The answer must be a single number: how many lines of the entries below include "score".

- - -

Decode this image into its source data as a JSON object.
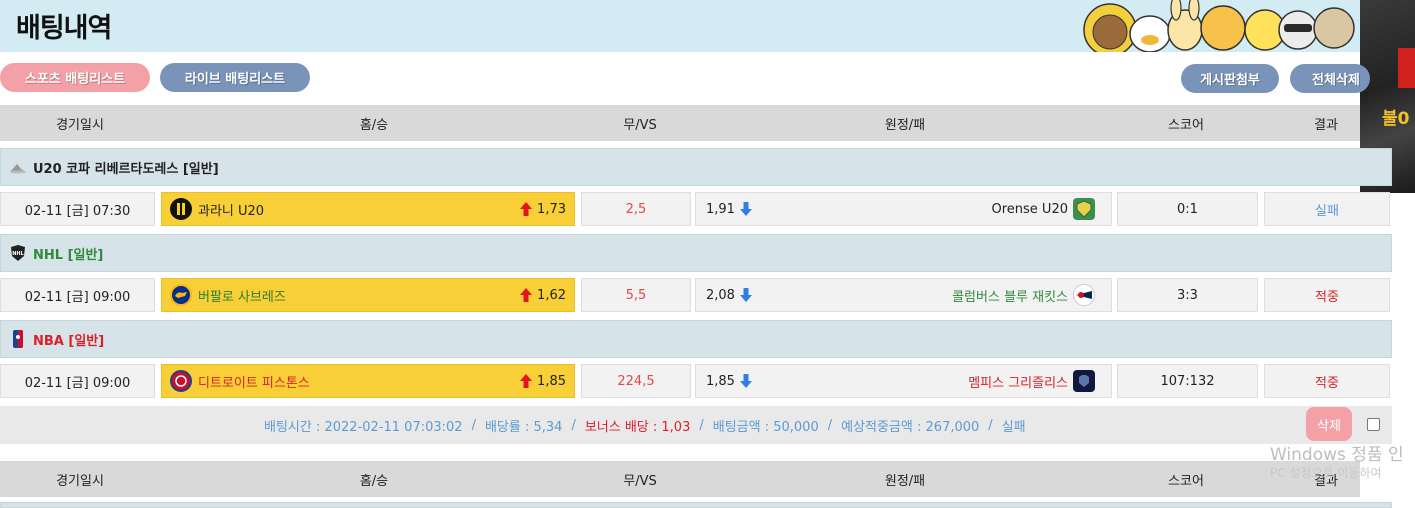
{
  "header": {
    "title": "배팅내역"
  },
  "right_banner": {
    "text": "불0"
  },
  "buttons": {
    "sports_list": "스포츠 배팅리스트",
    "live_list": "라이브 배팅리스트",
    "board_attach": "게시판첨부",
    "delete_all": "전체삭제"
  },
  "columns": {
    "date": "경기일시",
    "home": "홈/승",
    "draw": "무/VS",
    "away": "원정/패",
    "score": "스코어",
    "result": "결과"
  },
  "games": [
    {
      "league": "U20 코파 리베르타도레스 [일반]",
      "league_color": "#222222",
      "league_icon": "soccer-icon",
      "date": "02-11 [금] 07:30",
      "home": "과라니 U20",
      "home_color": "#222222",
      "home_odds": "1,73",
      "draw": "2,5",
      "away_odds": "1,91",
      "away": "Orense U20",
      "away_color": "#222222",
      "score": "0:1",
      "result": "실패",
      "result_color": "#5d9ad3"
    },
    {
      "league": "NHL [일반]",
      "league_color": "#2e8b3a",
      "league_icon": "nhl-icon",
      "date": "02-11 [금] 09:00",
      "home": "버팔로 사브레즈",
      "home_color": "#2e7d32",
      "home_odds": "1,62",
      "draw": "5,5",
      "away_odds": "2,08",
      "away": "콜럼버스 블루 재킷스",
      "away_color": "#2e8b3a",
      "score": "3:3",
      "result": "적중",
      "result_color": "#d9212b"
    },
    {
      "league": "NBA [일반]",
      "league_color": "#d9212b",
      "league_icon": "nba-icon",
      "date": "02-11 [금] 09:00",
      "home": "디트로이트 피스톤스",
      "home_color": "#d9212b",
      "home_odds": "1,85",
      "draw": "224,5",
      "away_odds": "1,85",
      "away": "멤피스 그리즐리스",
      "away_color": "#d9212b",
      "score": "107:132",
      "result": "적중",
      "result_color": "#d9212b"
    }
  ],
  "summary": {
    "bet_time": "배팅시간 : 2022-02-11 07:03:02",
    "odds": "배당률 : 5,34",
    "bonus": "보너스 배당 : 1,03",
    "amount": "배팅금액 : 50,000",
    "expected": "예상적중금액 : 267,000",
    "status": "실패",
    "delete_label": "삭제"
  },
  "watermark": {
    "line1": "Windows 정품 인",
    "line2": "PC 설정으로 이동하여"
  },
  "colors": {
    "header_bg": "#d3ecf3",
    "home_cell": "#f8cf36",
    "pink": "#f3a1a6",
    "slate": "#7a93b9",
    "up_arrow": "#e3141b",
    "down_arrow": "#2f7fe0"
  }
}
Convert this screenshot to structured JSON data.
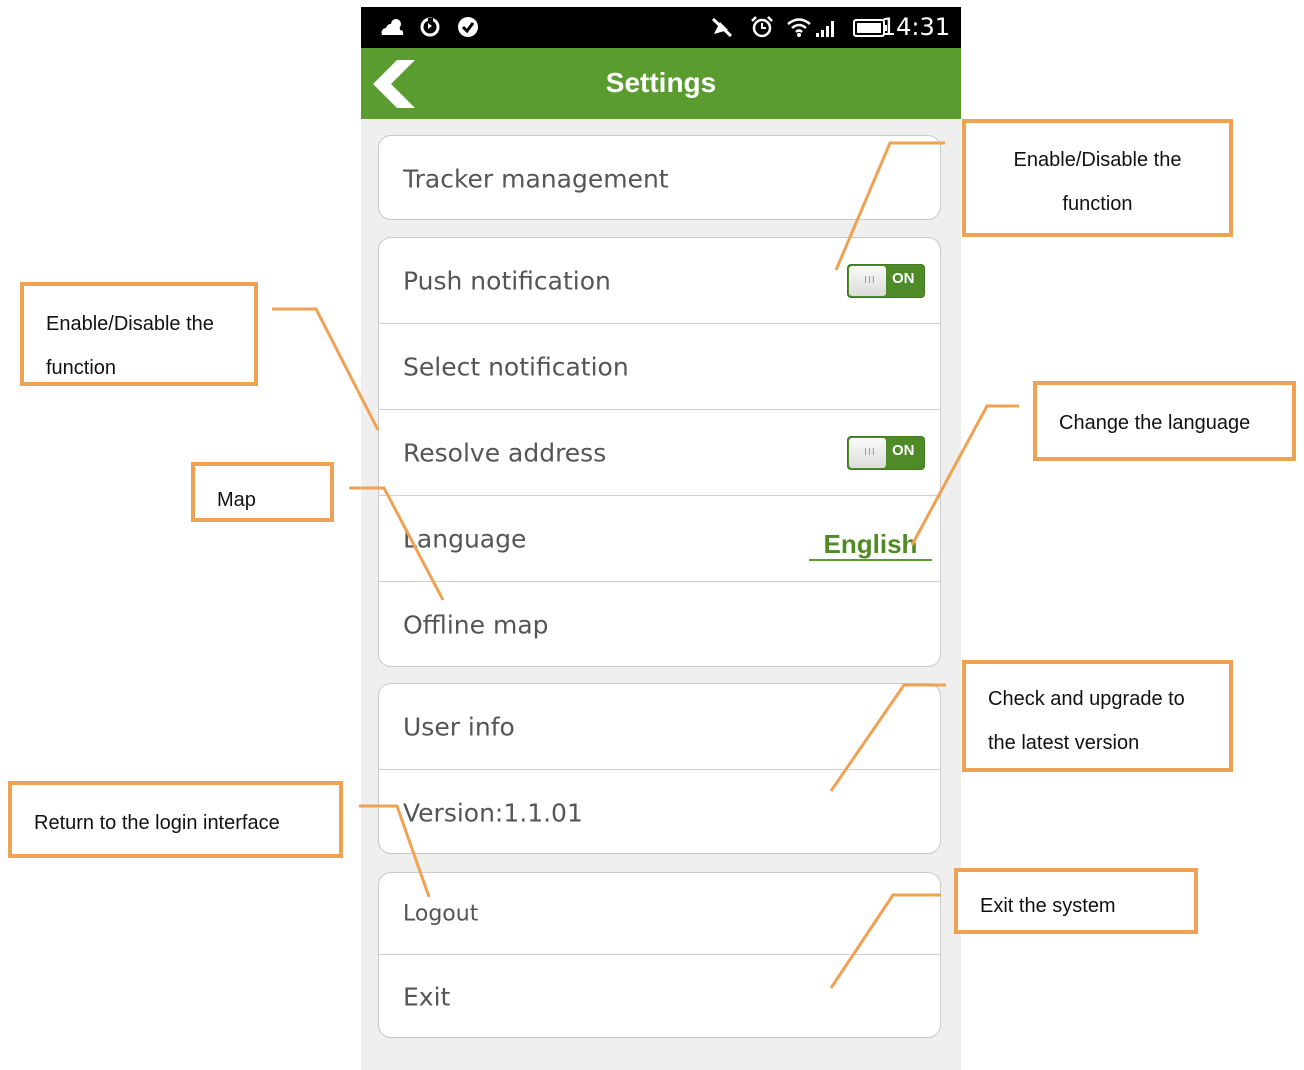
{
  "status_bar": {
    "time": "14:31"
  },
  "header": {
    "title": "Settings"
  },
  "settings": {
    "tracker_management": "Tracker management",
    "push_notification": "Push notification",
    "select_notification": "Select notification",
    "resolve_address": "Resolve address",
    "language": "Language",
    "language_value": "English",
    "offline_map": "Offline map",
    "user_info": "User info",
    "version": "Version:1.1.01",
    "logout": "Logout",
    "exit": "Exit",
    "toggle_on_text": "ON",
    "toggle_knob_grip": "III",
    "push_notification_enabled": true,
    "resolve_address_enabled": true
  },
  "annotations": {
    "push_toggle_line1": "Enable/Disable the",
    "push_toggle_line2": "function",
    "resolve_line1": "Enable/Disable the",
    "resolve_line2": "function",
    "language": "Change the language",
    "map": "Map",
    "version_line1": "Check and upgrade to",
    "version_line2": "the latest version",
    "logout": "Return to the login interface",
    "exit": "Exit the system"
  },
  "colors": {
    "header_green": "#5b9c30",
    "toggle_green": "#4e8a27",
    "annotation_orange": "#f0a254"
  },
  "icons": [
    "cloud-icon",
    "sync-icon",
    "check-circle-icon",
    "silent-icon",
    "alarm-icon",
    "wifi-icon",
    "signal-icon",
    "battery-icon",
    "back-arrow-icon"
  ]
}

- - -

> Output of the task: 4